I called for a break and then approached Caren.
“Did I say something to upset you,” I asked, concerned.
She shook her head no. “I’m really sorry,” She apologized. “I don’t know what came over me.” She started rifling through her teacher bag looking for a tissue.
“What happened?” I asked.
She blew her nose. “To be honest, I was kinda tuning you out all morning,” She began. “And when you said that you could differentiate using ONE lesson, I thought ‘she’s full of it.’ But then when you showed us those sample lessons and I started to see how it works, I just got so frustrated!”
“Why?” I was confused. “I thought that would be a relief to see how you can accomplish true differentiation with just ONE lesson plan.”
She nodded. “It did. But see, I’m about to start a new science unit,” she explained. “So for the last 3 weeks, I’ve been creating 3 different activities, 3 different sets of materials, and 3 different rubrics for my class. It’s taken me almost 3 weeks to get ready and here you come telling me that I didn’t have to go through all of that. I’m so exhausted and when I thought about all that wasted time and energy, I don’t know. It just made me so mad!”
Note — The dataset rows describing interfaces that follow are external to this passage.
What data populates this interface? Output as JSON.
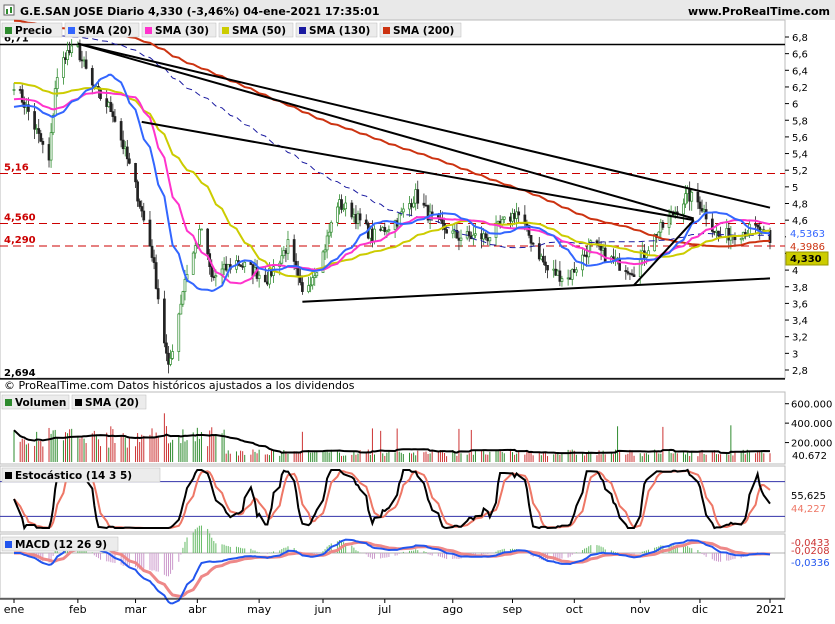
{
  "header": {
    "title": "G.E.SAN JOSE Diario 4,330 (-3,46%) 04-ene-2021 17:35:01",
    "site": "www.ProRealTime.com"
  },
  "colors": {
    "price_up": "#2e8b2e",
    "price_down": "#222222",
    "sma20": "#3366ff",
    "sma30": "#ff33cc",
    "sma50": "#cccc00",
    "sma130": "#1a1aa0",
    "sma200": "#cc3311",
    "volume_sma": "#000000",
    "stoch_k": "#000000",
    "stoch_d": "#ee7766",
    "macd": "#2255ee",
    "macd_signal": "#ee8888",
    "histogram": "#cc99cc",
    "ref_line": "#cc0000",
    "trendline": "#000000"
  },
  "chart_data": [
    {
      "type": "candlestick",
      "panel": "price",
      "legend": [
        {
          "label": "Precio",
          "color": "#2e8b2e"
        },
        {
          "label": "SMA (20)",
          "color": "#3366ff"
        },
        {
          "label": "SMA (30)",
          "color": "#ff33cc"
        },
        {
          "label": "SMA (50)",
          "color": "#cccc00"
        },
        {
          "label": "SMA (130)",
          "color": "#1a1aa0"
        },
        {
          "label": "SMA (200)",
          "color": "#cc3311"
        }
      ],
      "y_ticks": [
        "6,8",
        "6,6",
        "6,4",
        "6,2",
        "6",
        "5,8",
        "5,6",
        "5,4",
        "5,2",
        "5",
        "4,8",
        "4,6",
        "4,4",
        "4,2",
        "4",
        "3,8",
        "3,6",
        "3,4",
        "3,2",
        "3",
        "2,8"
      ],
      "ylim": [
        2.7,
        6.9
      ],
      "ref_levels": [
        {
          "value": 6.71,
          "label": "6,71",
          "style": "solid"
        },
        {
          "value": 5.16,
          "label": "5,16",
          "style": "dashed"
        },
        {
          "value": 4.56,
          "label": "4,560",
          "style": "dashed"
        },
        {
          "value": 4.29,
          "label": "4,290",
          "style": "dashed"
        },
        {
          "value": 2.694,
          "label": "2,694",
          "style": "solid"
        }
      ],
      "last_values": [
        {
          "label": "4,5363",
          "value": 4.5363,
          "color": "#3366ff"
        },
        {
          "label": "4,3986",
          "value": 4.3986,
          "color": "#cc3311"
        },
        {
          "label": "4,330",
          "value": 4.33,
          "color": "#cccc00"
        }
      ],
      "price_anchors": [
        [
          "2020-01-02",
          6.3
        ],
        [
          "2020-01-10",
          5.9
        ],
        [
          "2020-01-20",
          5.3
        ],
        [
          "2020-01-23",
          6.2
        ],
        [
          "2020-01-28",
          6.6
        ],
        [
          "2020-02-03",
          6.65
        ],
        [
          "2020-02-10",
          6.2
        ],
        [
          "2020-02-20",
          5.9
        ],
        [
          "2020-03-02",
          5.0
        ],
        [
          "2020-03-10",
          4.2
        ],
        [
          "2020-03-18",
          2.8
        ],
        [
          "2020-03-26",
          3.9
        ],
        [
          "2020-04-03",
          4.5
        ],
        [
          "2020-04-08",
          3.9
        ],
        [
          "2020-04-20",
          4.1
        ],
        [
          "2020-05-05",
          3.9
        ],
        [
          "2020-05-15",
          4.3
        ],
        [
          "2020-05-22",
          3.7
        ],
        [
          "2020-06-01",
          4.2
        ],
        [
          "2020-06-08",
          4.8
        ],
        [
          "2020-06-15",
          4.7
        ],
        [
          "2020-06-25",
          4.4
        ],
        [
          "2020-07-07",
          4.6
        ],
        [
          "2020-07-16",
          4.9
        ],
        [
          "2020-07-24",
          4.6
        ],
        [
          "2020-08-05",
          4.4
        ],
        [
          "2020-08-20",
          4.4
        ],
        [
          "2020-09-03",
          4.7
        ],
        [
          "2020-09-18",
          4.0
        ],
        [
          "2020-09-28",
          3.9
        ],
        [
          "2020-10-09",
          4.3
        ],
        [
          "2020-10-20",
          4.1
        ],
        [
          "2020-10-30",
          4.0
        ],
        [
          "2020-11-09",
          4.4
        ],
        [
          "2020-11-25",
          4.9
        ],
        [
          "2020-12-01",
          4.8
        ],
        [
          "2020-12-10",
          4.4
        ],
        [
          "2020-12-28",
          4.5
        ],
        [
          "2021-01-04",
          4.33
        ]
      ],
      "trendlines": [
        {
          "from": [
            "2020-02-03",
            6.72
          ],
          "to": [
            "2021-01-04",
            4.75
          ]
        },
        {
          "from": [
            "2020-02-03",
            6.72
          ],
          "to": [
            "2020-11-28",
            4.62
          ]
        },
        {
          "from": [
            "2020-03-05",
            5.78
          ],
          "to": [
            "2020-11-28",
            4.6
          ]
        },
        {
          "from": [
            "2020-05-22",
            3.62
          ],
          "to": [
            "2021-01-04",
            3.9
          ]
        },
        {
          "from": [
            "2020-10-30",
            3.82
          ],
          "to": [
            "2020-11-28",
            4.6
          ]
        }
      ]
    },
    {
      "type": "bar",
      "panel": "volume",
      "legend": [
        {
          "label": "Volumen",
          "color": "#2e8b2e"
        },
        {
          "label": "SMA (20)",
          "color": "#000000"
        }
      ],
      "y_ticks": [
        "600.000",
        "400.000",
        "200.000"
      ],
      "ylim": [
        0,
        700000
      ],
      "last_value": "40.672"
    },
    {
      "type": "line",
      "panel": "stochastic",
      "legend": [
        {
          "label": "Estocástico (14 3 5)",
          "color": "#000000"
        }
      ],
      "bands": [
        80,
        20
      ],
      "ylim": [
        0,
        100
      ],
      "last_values": [
        "55,625",
        "44,227"
      ]
    },
    {
      "type": "line",
      "panel": "macd",
      "legend": [
        {
          "label": "MACD (12 26 9)",
          "color": "#2255ee"
        }
      ],
      "last_values": [
        "-0,0433",
        "-0,0208",
        "-0,0336"
      ]
    }
  ],
  "x_axis": {
    "months": [
      {
        "label": "ene",
        "date": "2020-01-03"
      },
      {
        "label": "feb",
        "date": "2020-02-03"
      },
      {
        "label": "mar",
        "date": "2020-03-02"
      },
      {
        "label": "abr",
        "date": "2020-04-01"
      },
      {
        "label": "may",
        "date": "2020-05-01"
      },
      {
        "label": "jun",
        "date": "2020-06-01"
      },
      {
        "label": "jul",
        "date": "2020-07-01"
      },
      {
        "label": "ago",
        "date": "2020-08-03"
      },
      {
        "label": "sep",
        "date": "2020-09-01"
      },
      {
        "label": "oct",
        "date": "2020-10-01"
      },
      {
        "label": "nov",
        "date": "2020-11-02"
      },
      {
        "label": "dic",
        "date": "2020-12-01"
      },
      {
        "label": "2021",
        "date": "2021-01-04"
      }
    ]
  },
  "footer_note": "© ProRealTime.com  Datos históricos ajustados a los dividendos"
}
I nodded sympathetically.
She went on. “I’ve been so tired and overwhelmed lately. And now here you come telling me that I can do everything I was trying to do with just ONE lesson and I think about all the time I’ve wasted.” She shook her head ruefully. “I’m just so mad!” she repeated.
I get it. The way that we are often taught to differentiate instruction actually creates MORE work for us with very little benefit to our students.
But it doesn’t have to be that way. Effective differentiation shouldn’t be this huge time and energy suck. When done right, effective differentiation is should free you and your students to teach and learn in a way that works best for both of you.
That’s the message I think gets lost when we are advocating for differentiated instruction. Unfortunately, that means that we talk about all the different techniques and strategies and end up making things more complicated than they have to be.
If you are drowning under the weight of differentiated instruction, I want you to know that it doesn’t have to be that way. You CAN effectively differentiate using ONE lesson plan with multiple access points for students.